Supplied material section start

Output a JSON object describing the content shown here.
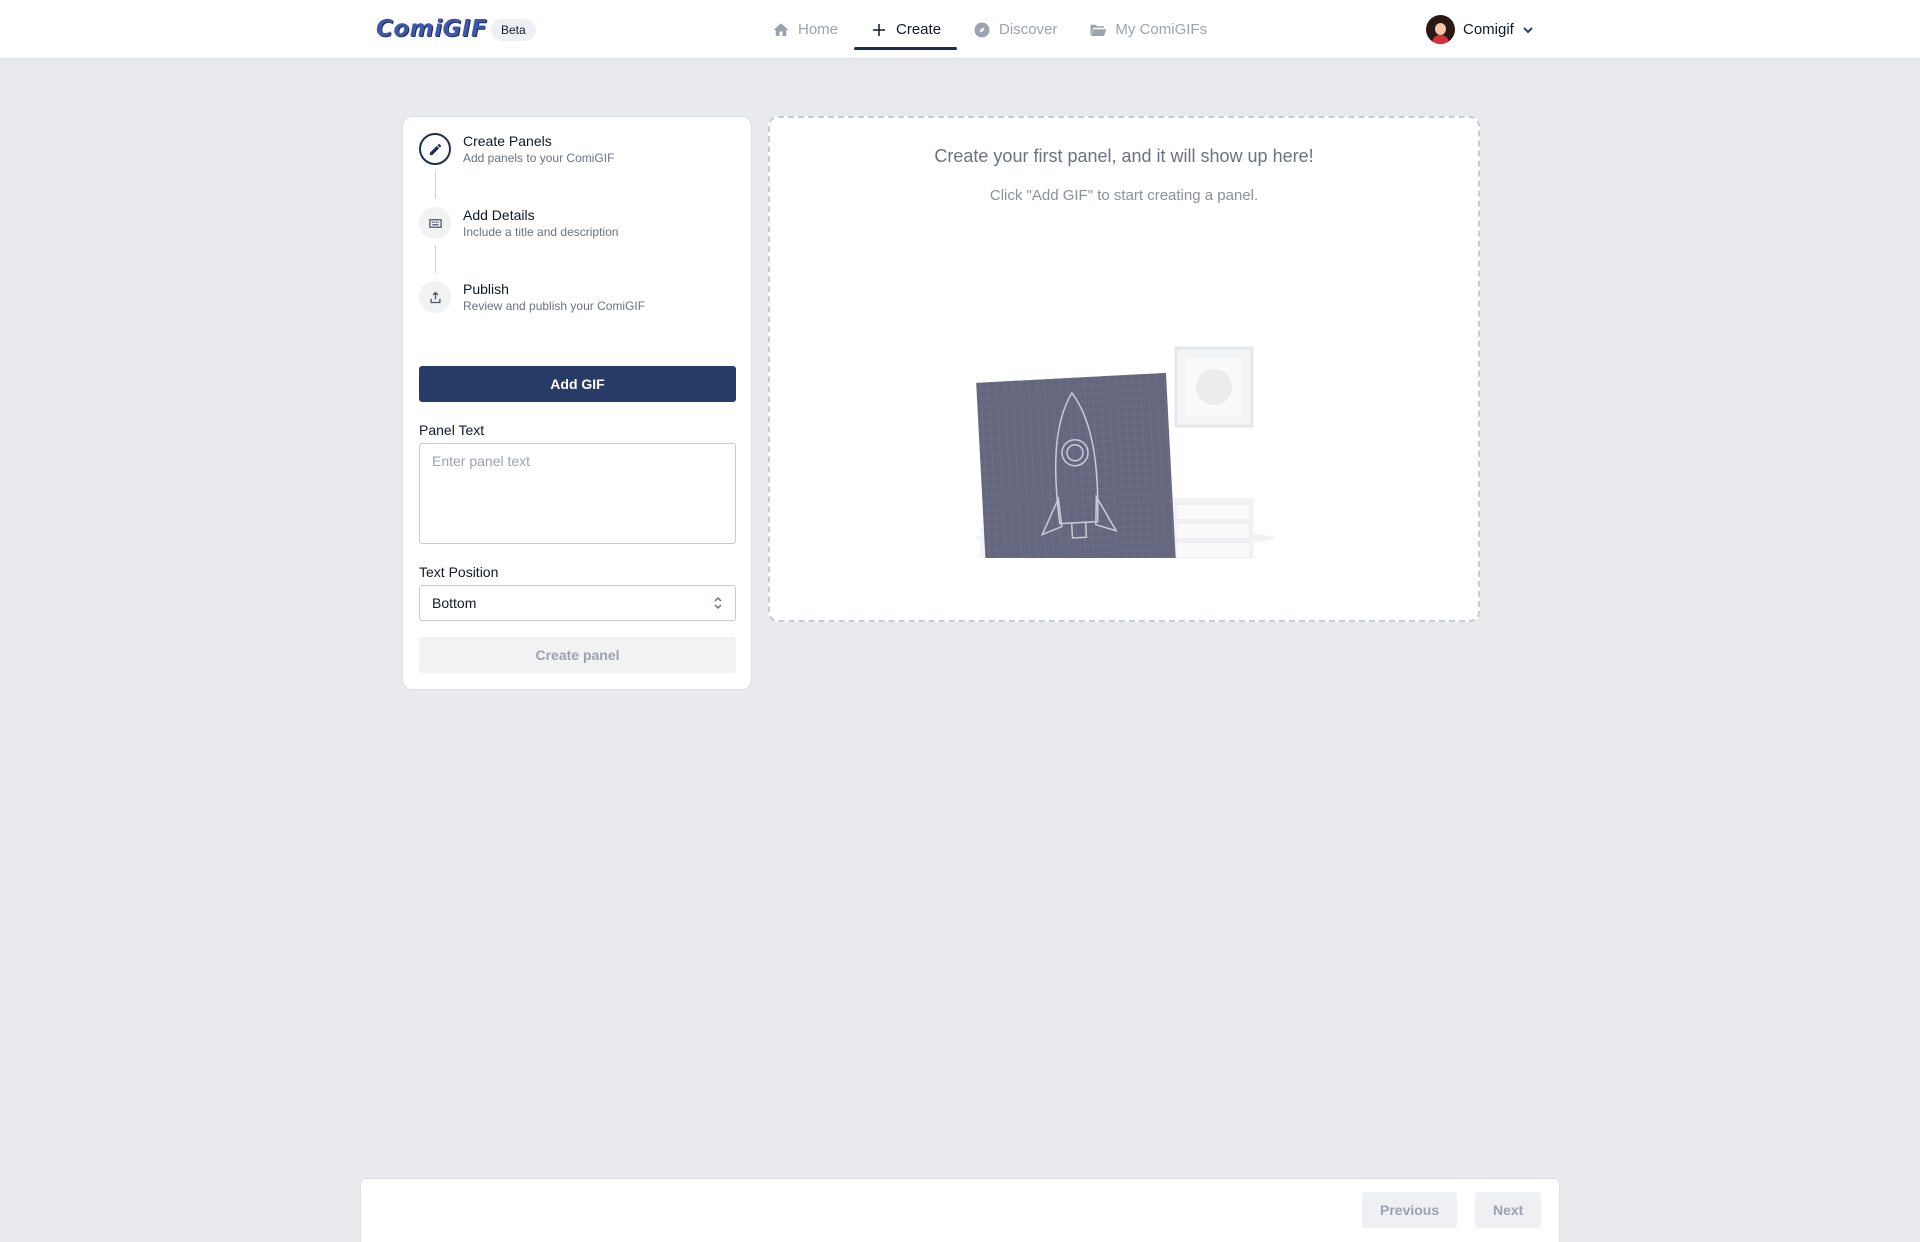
{
  "header": {
    "logo": "ComiGIF",
    "badge": "Beta",
    "nav": [
      {
        "label": "Home",
        "icon": "home-icon"
      },
      {
        "label": "Create",
        "icon": "plus-icon"
      },
      {
        "label": "Discover",
        "icon": "compass-icon"
      },
      {
        "label": "My ComiGIFs",
        "icon": "folder-icon"
      }
    ],
    "active_nav": "Create",
    "user_name": "Comigif"
  },
  "steps": [
    {
      "title": "Create Panels",
      "subtitle": "Add panels to your ComiGIF",
      "icon": "pencil-icon"
    },
    {
      "title": "Add Details",
      "subtitle": "Include a title and description",
      "icon": "keyboard-icon"
    },
    {
      "title": "Publish",
      "subtitle": "Review and publish your ComiGIF",
      "icon": "upload-icon"
    }
  ],
  "form": {
    "add_gif_label": "Add GIF",
    "panel_text_label": "Panel Text",
    "panel_text_placeholder": "Enter panel text",
    "text_position_label": "Text Position",
    "text_position_value": "Bottom",
    "create_panel_label": "Create panel"
  },
  "preview": {
    "title": "Create your first panel, and it will show up here!",
    "subtitle": "Click \"Add GIF\" to start creating a panel."
  },
  "footer": {
    "previous_label": "Previous",
    "next_label": "Next"
  },
  "colors": {
    "accent": "#283a66",
    "background": "#e8eaed"
  }
}
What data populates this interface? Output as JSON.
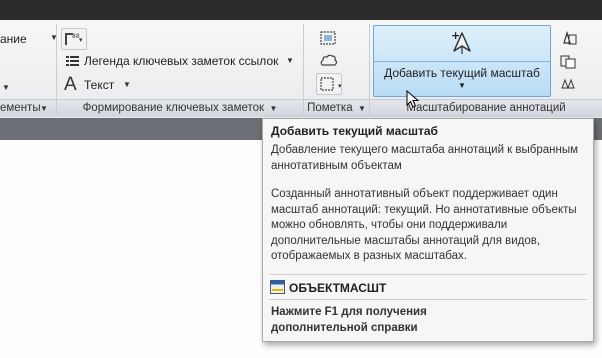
{
  "ribbon": {
    "left_cut": {
      "item1": "ание",
      "item2": "ементы"
    },
    "leaders": {
      "legend_label": "Легенда ключевых заметок ссылок",
      "text_label": "Текст",
      "panel_label": "Формирование ключевых заметок"
    },
    "markup": {
      "panel_label": "Пометка"
    },
    "annotation": {
      "add_scale_label": "Добавить текущий масштаб",
      "panel_label": "Масштабирование аннотаций"
    }
  },
  "tooltip": {
    "title": "Добавить текущий масштаб",
    "description": "Добавление текущего масштаба аннотаций к выбранным аннотативным объектам",
    "details": "Созданный аннотативный объект поддерживает один масштаб аннотаций: текущий. Но аннотативные объекты можно обновлять, чтобы они поддерживали дополнительные масштабы аннотаций для видов, отображаемых в разных масштабах.",
    "command": "ОБЪЕКТМАСШТ",
    "help": "Нажмите F1 для получения дополнительной справки"
  },
  "colors": {
    "accent": "#b8dcf5",
    "accent_border": "#6ea7d6",
    "topbar": "#2b2b2b",
    "strip": "#6b6e73"
  },
  "icons": [
    "dropdown-arrow-icon",
    "text-a-icon",
    "legend-list-icon",
    "dimension-icon",
    "add-scale-icon",
    "markup-icon",
    "cursor-pointer-icon",
    "command-icon"
  ]
}
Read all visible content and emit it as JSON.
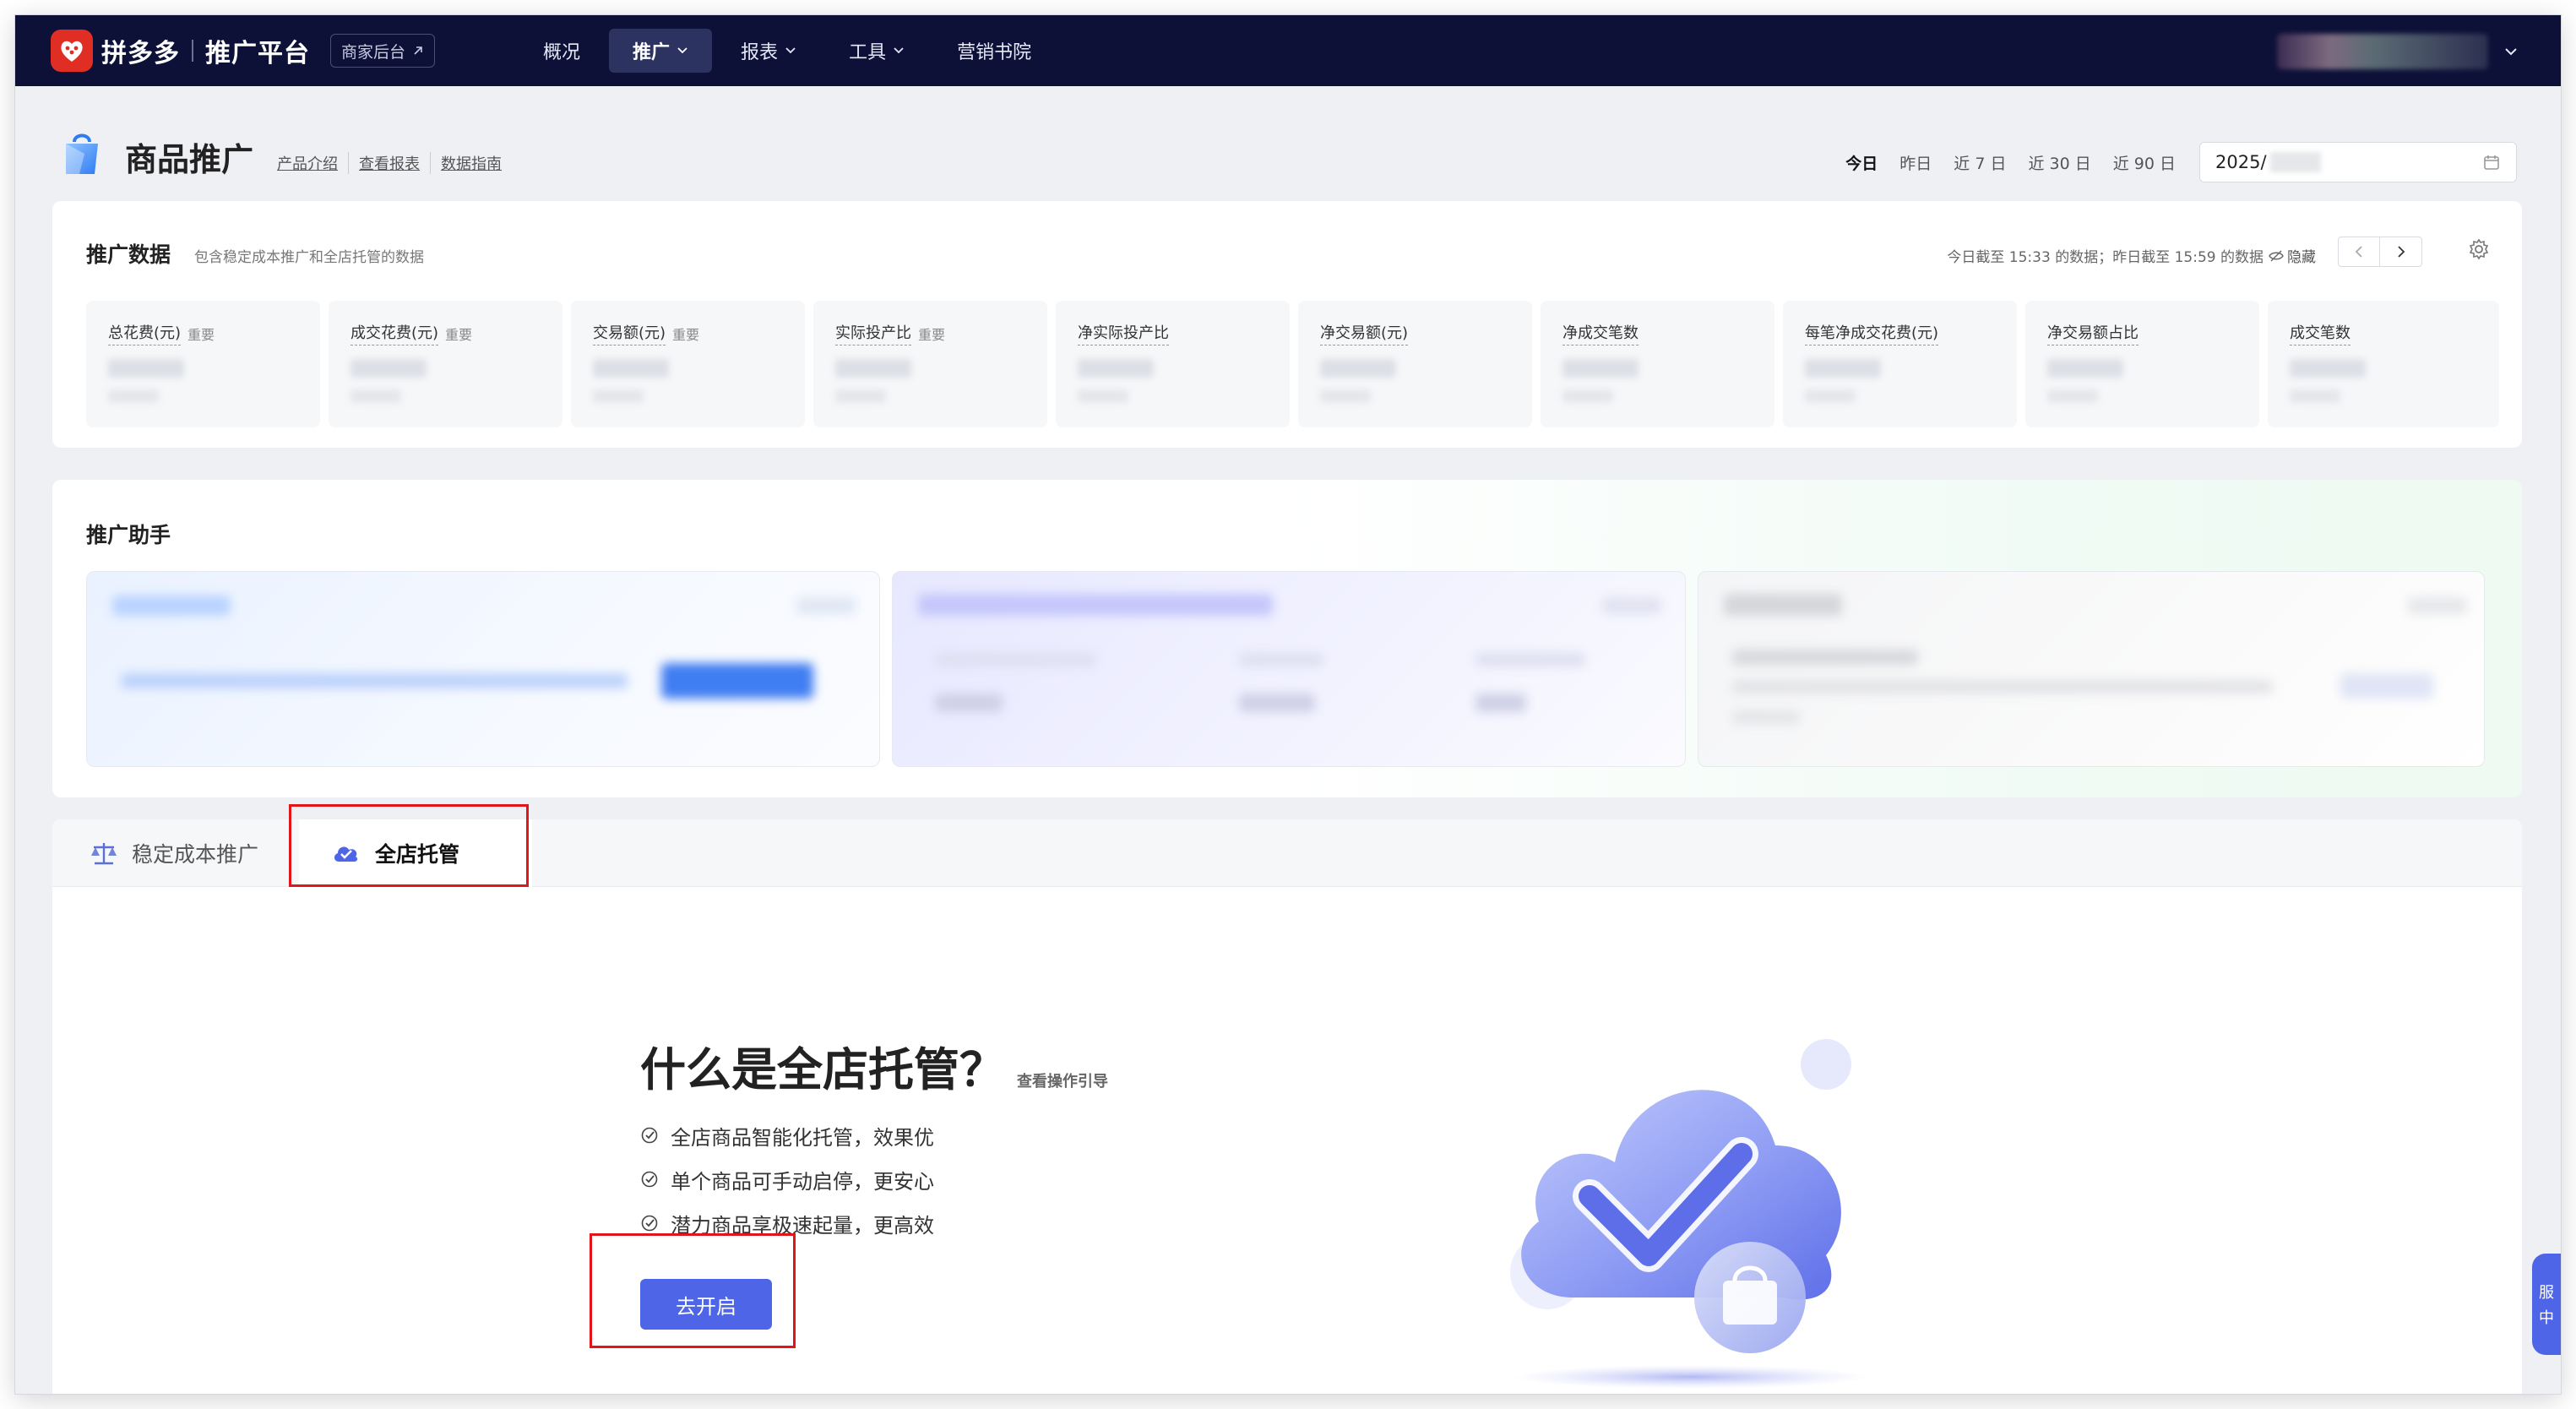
{
  "nav": {
    "logo_text": "拼多多",
    "logo_sub": "推广平台",
    "merchant_link": "商家后台",
    "items": [
      {
        "label": "概况",
        "has_dropdown": false,
        "active": false
      },
      {
        "label": "推广",
        "has_dropdown": true,
        "active": true
      },
      {
        "label": "报表",
        "has_dropdown": true,
        "active": false
      },
      {
        "label": "工具",
        "has_dropdown": true,
        "active": false
      },
      {
        "label": "营销书院",
        "has_dropdown": false,
        "active": false
      }
    ]
  },
  "header": {
    "title": "商品推广",
    "links": [
      "产品介绍",
      "查看报表",
      "数据指南"
    ],
    "ranges": [
      "今日",
      "昨日",
      "近 7 日",
      "近 30 日",
      "近 90 日"
    ],
    "active_range": "今日",
    "date_value": "2025/"
  },
  "data_section": {
    "title": "推广数据",
    "subtitle": "包含稳定成本推广和全店托管的数据",
    "time_note": "今日截至 15:33 的数据；昨日截至 15:59 的数据",
    "hide_label": "隐藏",
    "metrics": [
      {
        "label": "总花费(元)",
        "tag": "重要"
      },
      {
        "label": "成交花费(元)",
        "tag": "重要"
      },
      {
        "label": "交易额(元)",
        "tag": "重要"
      },
      {
        "label": "实际投产比",
        "tag": "重要"
      },
      {
        "label": "净实际投产比",
        "tag": ""
      },
      {
        "label": "净交易额(元)",
        "tag": ""
      },
      {
        "label": "净成交笔数",
        "tag": ""
      },
      {
        "label": "每笔净成交花费(元)",
        "tag": ""
      },
      {
        "label": "净交易额占比",
        "tag": ""
      },
      {
        "label": "成交笔数",
        "tag": ""
      }
    ]
  },
  "assistant": {
    "title": "推广助手"
  },
  "tabs": [
    {
      "label": "稳定成本推广",
      "icon": "scale-icon",
      "active": false
    },
    {
      "label": "全店托管",
      "icon": "cloud-check-icon",
      "active": true
    }
  ],
  "intro": {
    "title": "什么是全店托管？",
    "guide_link": "查看操作引导",
    "features": [
      "全店商品智能化托管，效果优",
      "单个商品可手动启停，更安心",
      "潜力商品享极速起量，更高效"
    ],
    "button": "去开启"
  },
  "float_widget": {
    "lines": [
      "服",
      "中"
    ]
  },
  "colors": {
    "nav_bg": "#0d1138",
    "primary": "#4f65e8",
    "highlight_box": "#e0161b",
    "logo_red": "#e02e24"
  }
}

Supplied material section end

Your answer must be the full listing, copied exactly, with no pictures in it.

Output a JSON object describing the content shown here.
{
  "header": {
    "logo": "ComiGIF",
    "badge": "Beta",
    "nav": [
      {
        "label": "Home",
        "icon": "home-icon"
      },
      {
        "label": "Create",
        "icon": "plus-icon"
      },
      {
        "label": "Discover",
        "icon": "compass-icon"
      },
      {
        "label": "My ComiGIFs",
        "icon": "folder-icon"
      }
    ],
    "active_nav": "Create",
    "user_name": "Comigif"
  },
  "steps": [
    {
      "title": "Create Panels",
      "subtitle": "Add panels to your ComiGIF",
      "icon": "pencil-icon"
    },
    {
      "title": "Add Details",
      "subtitle": "Include a title and description",
      "icon": "keyboard-icon"
    },
    {
      "title": "Publish",
      "subtitle": "Review and publish your ComiGIF",
      "icon": "upload-icon"
    }
  ],
  "form": {
    "add_gif_label": "Add GIF",
    "panel_text_label": "Panel Text",
    "panel_text_placeholder": "Enter panel text",
    "text_position_label": "Text Position",
    "text_position_value": "Bottom",
    "create_panel_label": "Create panel"
  },
  "preview": {
    "title": "Create your first panel, and it will show up here!",
    "subtitle": "Click \"Add GIF\" to start creating a panel."
  },
  "footer": {
    "previous_label": "Previous",
    "next_label": "Next"
  },
  "colors": {
    "accent": "#283a66",
    "background": "#e8eaed"
  }
}
What data populates this interface? Output as JSON.
{
  "ribbon": {
    "left_cut": {
      "item1": "ание",
      "item2": "ементы"
    },
    "leaders": {
      "legend_label": "Легенда ключевых заметок ссылок",
      "text_label": "Текст",
      "panel_label": "Формирование ключевых заметок"
    },
    "markup": {
      "panel_label": "Пометка"
    },
    "annotation": {
      "add_scale_label": "Добавить текущий масштаб",
      "panel_label": "Масштабирование аннотаций"
    }
  },
  "tooltip": {
    "title": "Добавить текущий масштаб",
    "description": "Добавление текущего масштаба аннотаций к выбранным аннотативным объектам",
    "details": "Созданный аннотативный объект поддерживает один масштаб аннотаций: текущий. Но аннотативные объекты можно обновлять, чтобы они поддерживали дополнительные масштабы аннотаций для видов, отображаемых в разных масштабах.",
    "command": "ОБЪЕКТМАСШТ",
    "help": "Нажмите F1 для получения дополнительной справки"
  },
  "colors": {
    "accent": "#b8dcf5",
    "accent_border": "#6ea7d6",
    "topbar": "#2b2b2b",
    "strip": "#6b6e73"
  },
  "icons": [
    "dropdown-arrow-icon",
    "text-a-icon",
    "legend-list-icon",
    "dimension-icon",
    "add-scale-icon",
    "markup-icon",
    "cursor-pointer-icon",
    "command-icon"
  ]
}
Read all visible content and emit it as JSON.
{
  "nav": {
    "logo_text": "拼多多",
    "logo_sub": "推广平台",
    "merchant_link": "商家后台",
    "items": [
      {
        "label": "概况",
        "has_dropdown": false,
        "active": false
      },
      {
        "label": "推广",
        "has_dropdown": true,
        "active": true
      },
      {
        "label": "报表",
        "has_dropdown": true,
        "active": false
      },
      {
        "label": "工具",
        "has_dropdown": true,
        "active": false
      },
      {
        "label": "营销书院",
        "has_dropdown": false,
        "active": false
      }
    ]
  },
  "header": {
    "title": "商品推广",
    "links": [
      "产品介绍",
      "查看报表",
      "数据指南"
    ],
    "ranges": [
      "今日",
      "昨日",
      "近 7 日",
      "近 30 日",
      "近 90 日"
    ],
    "active_range": "今日",
    "date_value": "2025/"
  },
  "data_section": {
    "title": "推广数据",
    "subtitle": "包含稳定成本推广和全店托管的数据",
    "time_note": "今日截至 15:33 的数据；昨日截至 15:59 的数据",
    "hide_label": "隐藏",
    "metrics": [
      {
        "label": "总花费(元)",
        "tag": "重要"
      },
      {
        "label": "成交花费(元)",
        "tag": "重要"
      },
      {
        "label": "交易额(元)",
        "tag": "重要"
      },
      {
        "label": "实际投产比",
        "tag": "重要"
      },
      {
        "label": "净实际投产比",
        "tag": ""
      },
      {
        "label": "净交易额(元)",
        "tag": ""
      },
      {
        "label": "净成交笔数",
        "tag": ""
      },
      {
        "label": "每笔净成交花费(元)",
        "tag": ""
      },
      {
        "label": "净交易额占比",
        "tag": ""
      },
      {
        "label": "成交笔数",
        "tag": ""
      }
    ]
  },
  "assistant": {
    "title": "推广助手"
  },
  "tabs": [
    {
      "label": "稳定成本推广",
      "icon": "scale-icon",
      "active": false
    },
    {
      "label": "全店托管",
      "icon": "cloud-check-icon",
      "active": true
    }
  ],
  "intro": {
    "title": "什么是全店托管？",
    "guide_link": "查看操作引导",
    "features": [
      "全店商品智能化托管，效果优",
      "单个商品可手动启停，更安心",
      "潜力商品享极速起量，更高效"
    ],
    "button": "去开启"
  },
  "float_widget": {
    "lines": [
      "服",
      "中"
    ]
  },
  "colors": {
    "nav_bg": "#0d1138",
    "primary": "#4f65e8",
    "highlight_box": "#e0161b",
    "logo_red": "#e02e24"
  }
}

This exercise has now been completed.